November 16, 2018

Meet the Israelis Who Battle Bigotry and Incitement on Campus

This is the 7th year of the “Israeli Soldiers Tour” (Formerly “Israel Soldiers’ Stories”.) This project is one of the most significant counter-attacks of the notorious “Israeli Apartheid Week,” where false information about Israel is being spread by haters across North America college campuses.

In this tour, organized by the pro-Israeli nonprofit organization, StandWithUs, 14 reserve duty Israeli soldier-students travel the United States and speak on campuses, Christian and Jewish high schools, synagogues, churches, etc. They recount their personal experiences of serving in the Israeli Defense Forces (IDF) upholding its strict moral code while fighting an enemy that hides behind its civilians.

They also present their backgrounds, life in Israel and answer questions. StandWithUs “Israeli Soldiers Tour,” puts a human face to the IDF uniform, thus trying to combat the demonization of Israel and Israelis led by anti-Israeli movements, such as the BDS (Boycott, Divestment, Sanctions.)  Their in-front-of-the-lines-and-behind-the-headlines stories, which have never been heard before, try to depict the more accurate, more balanced, reality in Israel.

This year, 7 teams of two different former IDF soldiers toured North America, in 28 states and 76 cities. They spoke in campuses, high schools and teen clubs, in synagogues, churches and community centers.

Shir and Daya (Last names are withheld for security purposes) have recently returned back home from their tour, and agreed to share their experiences, the good and the bad, with us.

Why do you think it's important to tell your stories as IDF soldier on campus?

Daya: Right now it's important for people like me – ex-soldiers and pro-Israel speakers – to be on campuses. It's not necessarily for the obvious answer of fighting BDS, but it's to engage with pro-Israel students. 

My talks were primarily with students already supportive of Israel and at first, I thought I should be addressing people who were not so convinced.  But, I soon realized that theses audiences and especially students needed what we had to offer – our stories and our experiences help them in the fight against anti-Israel rhetoric.  I ran into students who got into arguments about Israel and did not know who to handle the tough questions.  I was able to help them.

Shir: Sadly, more often than not, the media portrays the IDF in a misguided way. The IDF is one of the most moral armies in the world, and we deserve that the majority of the population will know that fact. By telling our stories we are putting a face to the uniform, thus helping students and communities abroad see beyond the media coverage. 

Who are you aiming for? Who is the target audience you want to reach?

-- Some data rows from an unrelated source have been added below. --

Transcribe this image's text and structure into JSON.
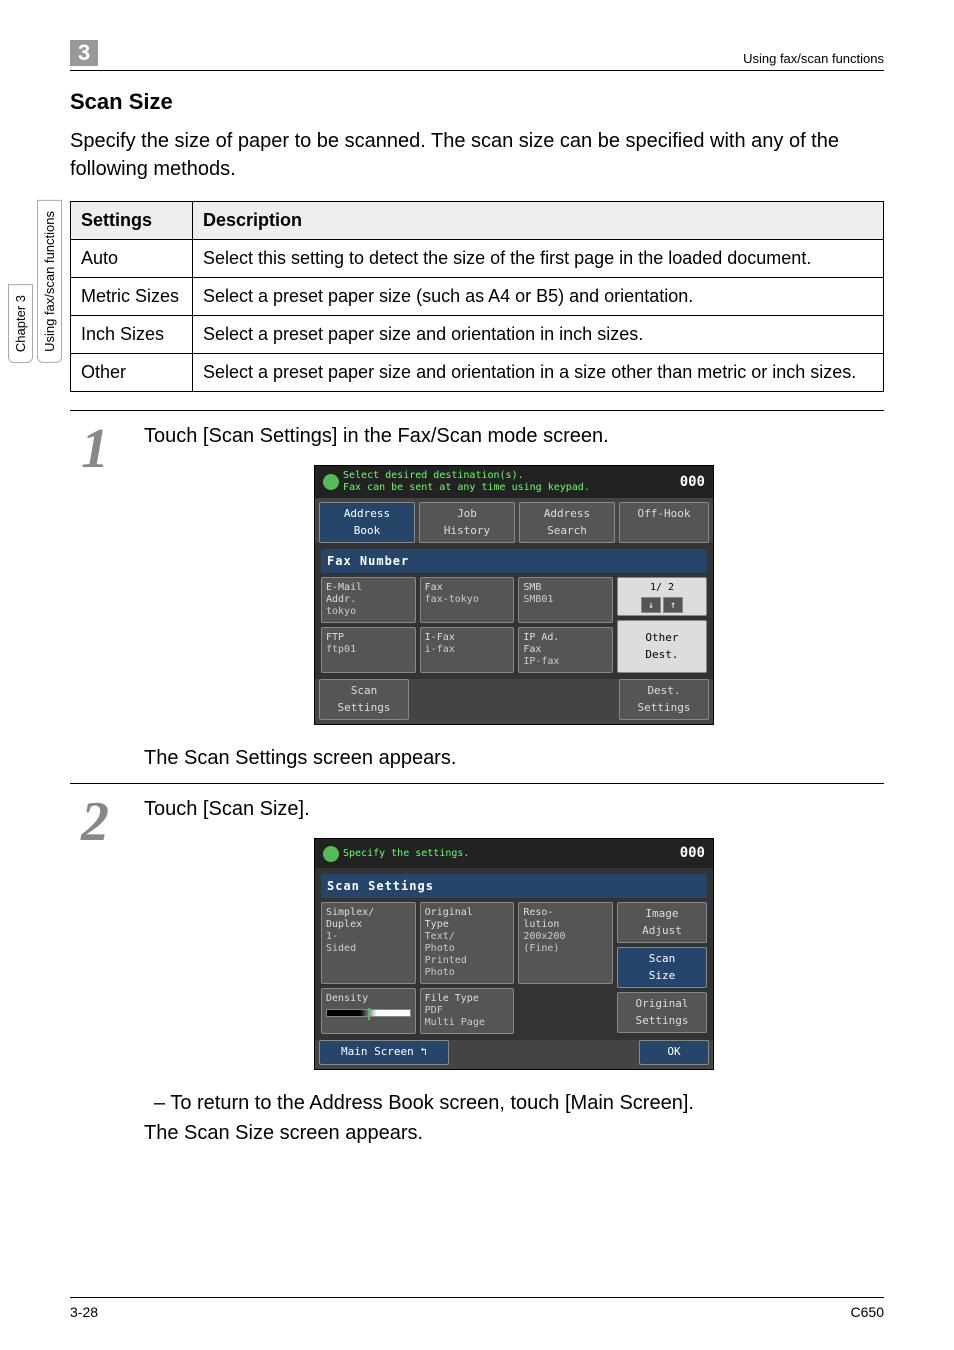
{
  "header": {
    "chapter_num": "3",
    "right_text": "Using fax/scan functions"
  },
  "sidetabs": {
    "chapter": "Chapter 3",
    "functions": "Using fax/scan functions"
  },
  "section": {
    "title": "Scan Size",
    "intro": "Specify the size of paper to be scanned. The scan size can be specified with any of the following methods."
  },
  "table": {
    "headers": [
      "Settings",
      "Description"
    ],
    "rows": [
      {
        "s": "Auto",
        "d": "Select this setting to detect the size of the first page in the loaded document."
      },
      {
        "s": "Metric Sizes",
        "d": "Select a preset paper size (such as A4 or B5) and orientation."
      },
      {
        "s": "Inch Sizes",
        "d": "Select a preset paper size and orientation in inch sizes."
      },
      {
        "s": "Other",
        "d": "Select a preset paper size and orientation in a size other than metric or inch sizes."
      }
    ]
  },
  "steps": {
    "s1": {
      "num": "1",
      "text": "Touch [Scan Settings] in the Fax/Scan mode screen.",
      "after": "The Scan Settings screen appears."
    },
    "s2": {
      "num": "2",
      "text": "Touch [Scan Size].",
      "bullet": "–  To return to the Address Book screen, touch [Main Screen].",
      "after": "The Scan Size screen appears."
    }
  },
  "lcd1": {
    "msg1": "Select desired destination(s).",
    "msg2": "Fax can be sent at any time using keypad.",
    "count": "000",
    "tabs": {
      "a": "Address\nBook",
      "b": "Job\nHistory",
      "c": "Address\nSearch",
      "off": "Off-Hook"
    },
    "faxnum": "Fax Number",
    "cells": {
      "c1a": "E-Mail\nAddr.",
      "c1b": "tokyo",
      "c2a": "Fax",
      "c2b": "fax-tokyo",
      "c3a": "SMB",
      "c3b": "SMB01",
      "c4a": "FTP",
      "c4b": "ftp01",
      "c5a": "I-Fax",
      "c5b": "i-fax",
      "c6a": "IP Ad.\nFax",
      "c6b": "IP-fax"
    },
    "pager": "1/  2",
    "other": "Other\nDest.",
    "footer": {
      "scan": "Scan\nSettings",
      "dest": "Dest.\nSettings"
    }
  },
  "lcd2": {
    "msg": "Specify the settings.",
    "count": "000",
    "title": "Scan Settings",
    "cells": {
      "a1": "Simplex/\nDuplex",
      "a1b": "1-\nSided",
      "b1": "Original\nType",
      "b1b": "Text/\nPhoto",
      "b1c": "Printed\nPhoto",
      "c1": "Reso-\nlution",
      "c1b": "200x200\n(Fine)",
      "a2": "Density",
      "b2": "File Type",
      "b2b": "PDF\nMulti Page"
    },
    "side": {
      "img": "Image\nAdjust",
      "scan": "Scan\nSize",
      "orig": "Original\nSettings"
    },
    "footer": {
      "main": "Main Screen ↰",
      "ok": "OK"
    }
  },
  "footer": {
    "left": "3-28",
    "right": "C650"
  }
}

Shir: We like to divide any audience to 10-80-10, which means: 10% pro-Israel, 10% anti-Israel and 80% who don't know much about Israel or the conflict in general. Every time before I start an event, I try to identify the people I am speaking to. It's different every time, and I adjust my approach and the way I lead the conversation accordingly.

All 3 groups are my target audience because it's important they all hear the truth: With the anti-Israeli group, I hope to create a dialogue; I am excited to be the first Israeli most people meet; and it's important to motivate the ones who are pro-Israel so that they'll be motivated to continue the amazing hard work they are already doing.

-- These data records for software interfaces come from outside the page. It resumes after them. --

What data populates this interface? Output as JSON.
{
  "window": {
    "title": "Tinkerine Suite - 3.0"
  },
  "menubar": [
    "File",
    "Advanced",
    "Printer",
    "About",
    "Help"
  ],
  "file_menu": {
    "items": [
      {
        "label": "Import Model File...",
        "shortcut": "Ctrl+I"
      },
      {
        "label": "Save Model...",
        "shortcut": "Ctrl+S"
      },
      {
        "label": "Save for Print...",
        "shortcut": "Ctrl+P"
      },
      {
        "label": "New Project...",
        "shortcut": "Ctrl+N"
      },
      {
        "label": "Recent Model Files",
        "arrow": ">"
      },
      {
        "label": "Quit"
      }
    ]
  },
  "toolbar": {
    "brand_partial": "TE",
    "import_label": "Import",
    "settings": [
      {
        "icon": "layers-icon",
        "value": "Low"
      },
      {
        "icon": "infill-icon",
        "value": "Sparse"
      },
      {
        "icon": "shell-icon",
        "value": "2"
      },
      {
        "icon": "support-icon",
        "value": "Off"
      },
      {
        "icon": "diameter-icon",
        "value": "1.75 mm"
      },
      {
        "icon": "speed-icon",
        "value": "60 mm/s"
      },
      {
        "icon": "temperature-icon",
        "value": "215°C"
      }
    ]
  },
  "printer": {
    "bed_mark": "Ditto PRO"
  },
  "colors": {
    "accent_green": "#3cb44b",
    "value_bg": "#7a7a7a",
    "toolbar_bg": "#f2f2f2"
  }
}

Daya: I think it's most relevant to talk with people who already endorse Israel, but it's also important to address people who don't have a formed, specific opinion.  You can't convince the ones who think we are monsters, so our main target is people who still need to be educated.

What is Israel to you, and how do you pass this message to students abroad?

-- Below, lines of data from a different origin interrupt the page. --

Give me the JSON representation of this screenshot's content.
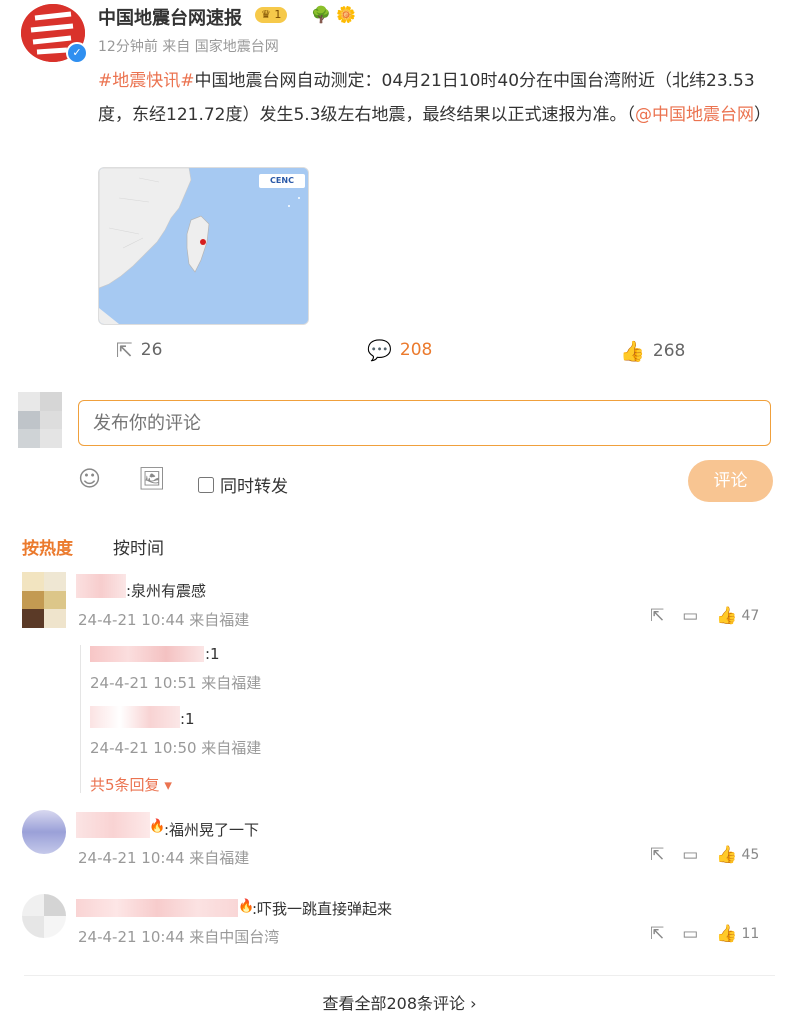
{
  "post": {
    "author": "中国地震台网速报",
    "vip_level": "1",
    "time": "12分钟前",
    "source_prefix": "来自",
    "source": "国家地震台网",
    "hashtag": "#地震快讯#",
    "body": "中国地震台网自动测定：04月21日10时40分在中国台湾附近（北纬23.53度，东经121.72度）发生5.3级左右地震，最终结果以正式速报为准。（",
    "mention": "@中国地震台网",
    "body_end": "）",
    "map_logo": "CENC",
    "actions": {
      "repost": "26",
      "comment": "208",
      "like": "268"
    }
  },
  "composer": {
    "placeholder": "发布你的评论",
    "repost_label": "同时转发",
    "submit_label": "评论"
  },
  "sort_tabs": {
    "hot": "按热度",
    "time": "按时间"
  },
  "comments": [
    {
      "text": ":泉州有震感",
      "time": "24-4-21 10:44 来自福建",
      "like": "47",
      "replies": [
        {
          "text": ":1",
          "time": "24-4-21 10:51 来自福建"
        },
        {
          "text": ":1",
          "time": "24-4-21 10:50 来自福建"
        }
      ],
      "more": "共5条回复"
    },
    {
      "text": ":福州晃了一下",
      "time": "24-4-21 10:44 来自福建",
      "like": "45"
    },
    {
      "text": ":吓我一跳直接弹起来",
      "time": "24-4-21 10:44 来自中国台湾",
      "like": "11"
    }
  ],
  "view_all": "查看全部208条评论",
  "colors": {
    "accent": "#eb7a2d",
    "link": "#eb7350",
    "button": "#f8c592"
  }
}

Daya: First, Israel is the country I was born in and this means a lot to me.  It's not just the country I live in, but I also chose to serve it for five years because I believe in it. I don't see that Israel's existence is a “given.” 

We have many enemies and they are in close proximity, so we have to do everything we can to ensure that its existence will continue.  By this, I don't mean just the physical country, but the media war and BDS which impacts Israel economically, academically and culturally.  We have to do everything we can to protect Israel.

Shir: Israel to me is home. It's where my family is. It's my past, present and future. It's the only place in the world where I truly feel safe, and the country my grandparents built with their own hands after making Aliyah from Iran. It's the reason I leave everything and everyone behind every year and go to the US, because, as I see it, the real war occurs outside of Israel – the war for our right to exist.

We see a new wave of anti-Semitism and it's our job to help the Jewish people around the world and in Israel feel safe again. I keep my message simple and truthful -I tell my story. I connect with the students in the most basic way: we are all human beings who want to live in peace and quiet.

Share one of the most memorable moments from your recent tour.

Daya: My cousin Sean Mondshine was in the Golani unit and                               ​